[Stored items from a collection]
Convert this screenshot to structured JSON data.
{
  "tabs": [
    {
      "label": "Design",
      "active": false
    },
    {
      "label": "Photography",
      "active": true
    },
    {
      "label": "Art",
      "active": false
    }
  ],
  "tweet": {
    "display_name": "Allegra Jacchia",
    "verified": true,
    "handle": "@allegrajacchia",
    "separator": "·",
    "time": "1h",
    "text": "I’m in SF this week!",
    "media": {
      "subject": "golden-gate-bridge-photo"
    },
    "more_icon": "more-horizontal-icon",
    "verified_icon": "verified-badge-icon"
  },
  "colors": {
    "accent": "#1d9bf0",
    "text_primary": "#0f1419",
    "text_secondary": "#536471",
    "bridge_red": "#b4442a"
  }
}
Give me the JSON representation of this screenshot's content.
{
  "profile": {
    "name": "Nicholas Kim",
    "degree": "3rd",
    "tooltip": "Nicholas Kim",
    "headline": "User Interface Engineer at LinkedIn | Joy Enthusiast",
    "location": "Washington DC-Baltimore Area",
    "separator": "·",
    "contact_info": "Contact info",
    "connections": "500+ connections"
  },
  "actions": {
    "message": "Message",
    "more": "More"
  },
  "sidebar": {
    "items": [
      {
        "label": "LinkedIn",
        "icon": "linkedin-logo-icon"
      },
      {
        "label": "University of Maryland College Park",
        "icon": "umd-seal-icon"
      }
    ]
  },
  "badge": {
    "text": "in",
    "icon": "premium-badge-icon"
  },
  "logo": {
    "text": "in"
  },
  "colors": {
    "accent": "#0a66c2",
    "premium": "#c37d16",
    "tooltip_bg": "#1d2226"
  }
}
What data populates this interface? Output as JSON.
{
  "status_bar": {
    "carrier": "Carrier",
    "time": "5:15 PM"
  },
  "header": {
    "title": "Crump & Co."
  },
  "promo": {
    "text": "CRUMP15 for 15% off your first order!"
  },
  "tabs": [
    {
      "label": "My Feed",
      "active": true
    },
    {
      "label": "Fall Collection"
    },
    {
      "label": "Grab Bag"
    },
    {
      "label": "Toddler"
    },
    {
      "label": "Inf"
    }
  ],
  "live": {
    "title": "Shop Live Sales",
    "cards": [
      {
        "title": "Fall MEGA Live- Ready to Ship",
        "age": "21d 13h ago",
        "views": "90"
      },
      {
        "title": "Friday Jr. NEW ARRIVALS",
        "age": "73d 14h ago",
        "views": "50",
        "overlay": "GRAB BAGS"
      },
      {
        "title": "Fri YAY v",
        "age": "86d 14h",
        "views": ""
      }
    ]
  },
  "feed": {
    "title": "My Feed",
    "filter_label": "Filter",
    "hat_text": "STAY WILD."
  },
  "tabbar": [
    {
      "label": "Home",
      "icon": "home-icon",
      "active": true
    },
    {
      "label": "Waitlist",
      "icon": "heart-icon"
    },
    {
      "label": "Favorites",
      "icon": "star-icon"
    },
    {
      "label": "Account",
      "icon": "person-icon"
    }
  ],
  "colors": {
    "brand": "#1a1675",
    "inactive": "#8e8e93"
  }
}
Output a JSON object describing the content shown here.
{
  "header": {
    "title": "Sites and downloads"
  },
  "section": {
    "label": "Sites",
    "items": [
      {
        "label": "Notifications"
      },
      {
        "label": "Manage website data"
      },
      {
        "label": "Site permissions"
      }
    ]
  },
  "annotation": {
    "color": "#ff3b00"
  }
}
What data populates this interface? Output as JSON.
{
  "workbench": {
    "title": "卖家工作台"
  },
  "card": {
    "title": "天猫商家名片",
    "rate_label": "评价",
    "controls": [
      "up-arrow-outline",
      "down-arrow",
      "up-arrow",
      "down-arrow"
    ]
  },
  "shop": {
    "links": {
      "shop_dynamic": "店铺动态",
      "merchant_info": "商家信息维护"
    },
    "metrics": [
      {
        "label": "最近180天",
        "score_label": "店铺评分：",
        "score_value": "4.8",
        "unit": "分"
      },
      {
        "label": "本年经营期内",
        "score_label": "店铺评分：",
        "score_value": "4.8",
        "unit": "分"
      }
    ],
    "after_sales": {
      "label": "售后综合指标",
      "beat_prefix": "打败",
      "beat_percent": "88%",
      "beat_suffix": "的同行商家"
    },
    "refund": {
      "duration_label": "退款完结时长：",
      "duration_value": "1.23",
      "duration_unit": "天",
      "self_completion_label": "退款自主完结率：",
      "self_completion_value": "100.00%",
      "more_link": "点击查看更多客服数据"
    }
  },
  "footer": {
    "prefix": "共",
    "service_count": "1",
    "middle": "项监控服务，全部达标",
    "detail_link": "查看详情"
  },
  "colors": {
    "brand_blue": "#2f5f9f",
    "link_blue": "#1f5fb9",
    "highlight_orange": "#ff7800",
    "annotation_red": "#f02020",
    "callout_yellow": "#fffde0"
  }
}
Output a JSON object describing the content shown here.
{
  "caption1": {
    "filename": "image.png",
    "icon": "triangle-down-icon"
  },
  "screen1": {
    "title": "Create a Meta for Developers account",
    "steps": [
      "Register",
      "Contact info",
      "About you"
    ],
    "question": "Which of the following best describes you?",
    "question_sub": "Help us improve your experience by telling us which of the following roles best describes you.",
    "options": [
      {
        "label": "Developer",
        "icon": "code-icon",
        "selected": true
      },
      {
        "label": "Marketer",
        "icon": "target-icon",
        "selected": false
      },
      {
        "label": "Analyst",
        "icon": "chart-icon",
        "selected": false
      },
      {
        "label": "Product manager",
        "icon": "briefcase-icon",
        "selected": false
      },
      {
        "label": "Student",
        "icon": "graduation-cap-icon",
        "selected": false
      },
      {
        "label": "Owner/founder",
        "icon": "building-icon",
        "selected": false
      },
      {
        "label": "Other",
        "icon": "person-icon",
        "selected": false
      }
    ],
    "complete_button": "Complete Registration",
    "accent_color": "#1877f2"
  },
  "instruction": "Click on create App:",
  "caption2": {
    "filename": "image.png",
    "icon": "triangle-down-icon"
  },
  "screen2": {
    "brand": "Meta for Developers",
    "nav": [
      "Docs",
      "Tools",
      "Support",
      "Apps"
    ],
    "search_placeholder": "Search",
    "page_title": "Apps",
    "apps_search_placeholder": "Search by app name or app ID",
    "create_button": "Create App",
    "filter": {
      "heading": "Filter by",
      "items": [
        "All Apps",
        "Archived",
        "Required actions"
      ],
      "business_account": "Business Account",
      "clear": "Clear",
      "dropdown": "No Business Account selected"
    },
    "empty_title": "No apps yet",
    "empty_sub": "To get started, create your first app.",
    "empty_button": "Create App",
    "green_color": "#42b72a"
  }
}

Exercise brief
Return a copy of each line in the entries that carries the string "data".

Exercise output
Convert this screenshot to structured JSON data.
What data populates this interface? Output as JSON.
        "label": "Manage website data"
What data populates this interface? Output as JSON.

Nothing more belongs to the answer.